Max Weber puts forward a very influential account of legitimacy. According to Weber, that the state institutions become legitimate only when people and other institutional participants repose their beliefs or faith in it. The basis of system of authority, and correspondingly of every kind of willingness to obey is a belief and trust by virtue of which persons exercising authority are lent consent, prestige and support.

Consent is, therefore, a necessary condition for the legitimacy of political authority. The test of the consent is grounded on the integrity, utility and performance of the state institutions including executive, legislative and judiciary. Moreover, legitimacy is fostered and strengthened by affirmation of rule of law, respect for human rights and justice, accountability and integrity.

Ethical transformation
The legitimacy deficit stalking the state institutions, especially judiciary in Nepal, has been thus due to, among others, blatant disrespect and non-adherence of moral values and integrity on the part of justice actors in the judicial institutions. Unless the issues surrounding moral and ethical grounds for legitimacy among justice actors in the system of justice delivery are functionally and structurally addressed, the crisis will not be fully tackled. Only patchwork and piecemeal changes will not be adequate. Not only judges but also other justice actors, including lawyers, should also be ready to undergo ethical and legitimate transformation to reform the image and profile of judiciary.
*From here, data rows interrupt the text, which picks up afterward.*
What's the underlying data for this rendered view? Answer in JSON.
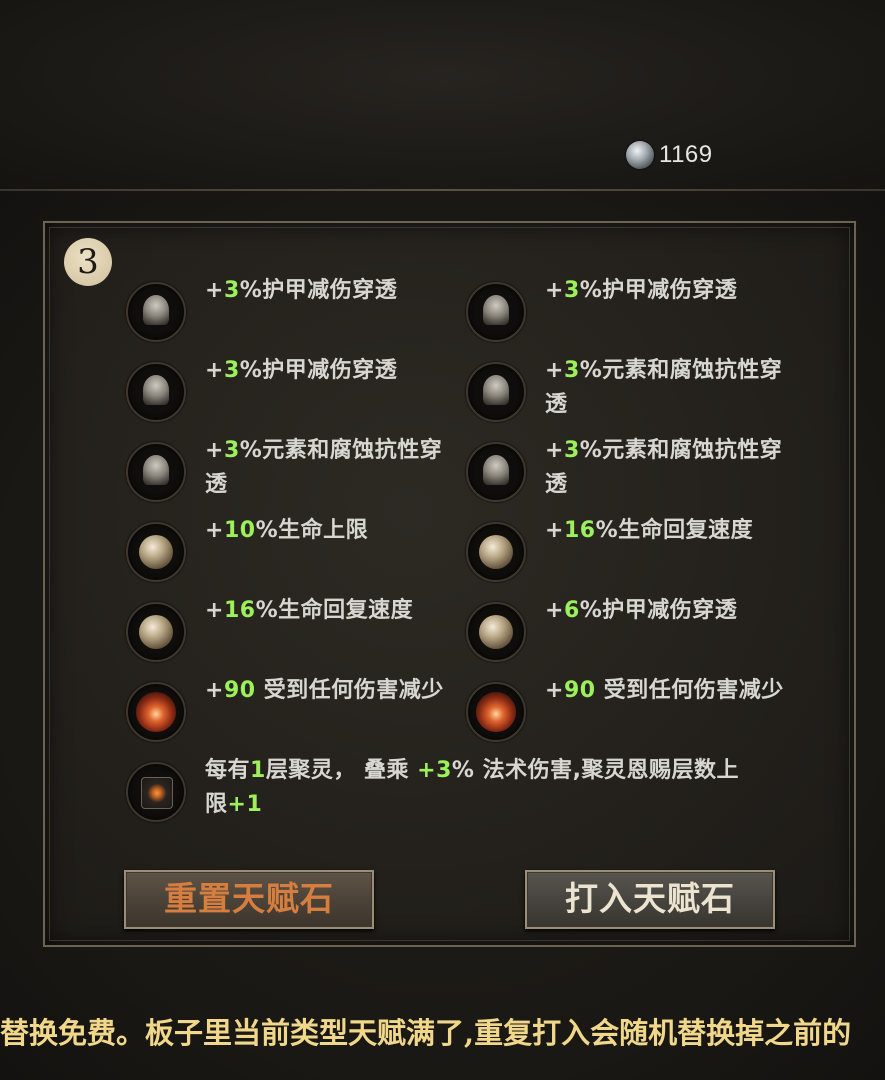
{
  "currency": {
    "icon": "silver-coin-icon",
    "value": "1169"
  },
  "panel": {
    "slot_number": "3",
    "items": [
      {
        "icon": "helmet-icon",
        "prefix": "+",
        "value": "3",
        "suffix": "%护甲减伤穿透",
        "line2": ""
      },
      {
        "icon": "helmet-icon",
        "prefix": "+",
        "value": "3",
        "suffix": "%护甲减伤穿透",
        "line2": ""
      },
      {
        "icon": "helmet-icon",
        "prefix": "+",
        "value": "3",
        "suffix": "%护甲减伤穿透",
        "line2": ""
      },
      {
        "icon": "helmet-icon",
        "prefix": "+",
        "value": "3",
        "suffix": "%元素和腐蚀抗性穿",
        "line2": "透"
      },
      {
        "icon": "helmet-icon",
        "prefix": "+",
        "value": "3",
        "suffix": "%元素和腐蚀抗性穿",
        "line2": "透"
      },
      {
        "icon": "helmet-icon",
        "prefix": "+",
        "value": "3",
        "suffix": "%元素和腐蚀抗性穿",
        "line2": "透"
      },
      {
        "icon": "orb-icon",
        "prefix": "+",
        "value": "10",
        "suffix": "%生命上限",
        "line2": ""
      },
      {
        "icon": "orb-icon",
        "prefix": "+",
        "value": "16",
        "suffix": "%生命回复速度",
        "line2": ""
      },
      {
        "icon": "orb-icon",
        "prefix": "+",
        "value": "16",
        "suffix": "%生命回复速度",
        "line2": ""
      },
      {
        "icon": "orb-icon",
        "prefix": "+",
        "value": "6",
        "suffix": "%护甲减伤穿透",
        "line2": ""
      },
      {
        "icon": "fire-icon",
        "prefix": "+",
        "value": "90",
        "suffix": " 受到任何伤害减少",
        "line2": ""
      },
      {
        "icon": "fire-icon",
        "prefix": "+",
        "value": "90",
        "suffix": " 受到任何伤害减少",
        "line2": ""
      }
    ],
    "special": {
      "icon": "rune-icon",
      "part1": "每有",
      "value1": "1",
      "part2": "层聚灵， 叠乘 ",
      "value2": "+3",
      "part3": "% 法术伤害,聚灵恩赐层数上",
      "part4": "限",
      "value3": "+1"
    },
    "buttons": {
      "reset_label": "重置天赋石",
      "socket_label": "打入天赋石"
    }
  },
  "footer_text": "替换免费。板子里当前类型天赋满了,重复打入会随机替换掉之前的"
}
(The author is presently associated with Policy Research Institute (PRI) as a senior research fellow.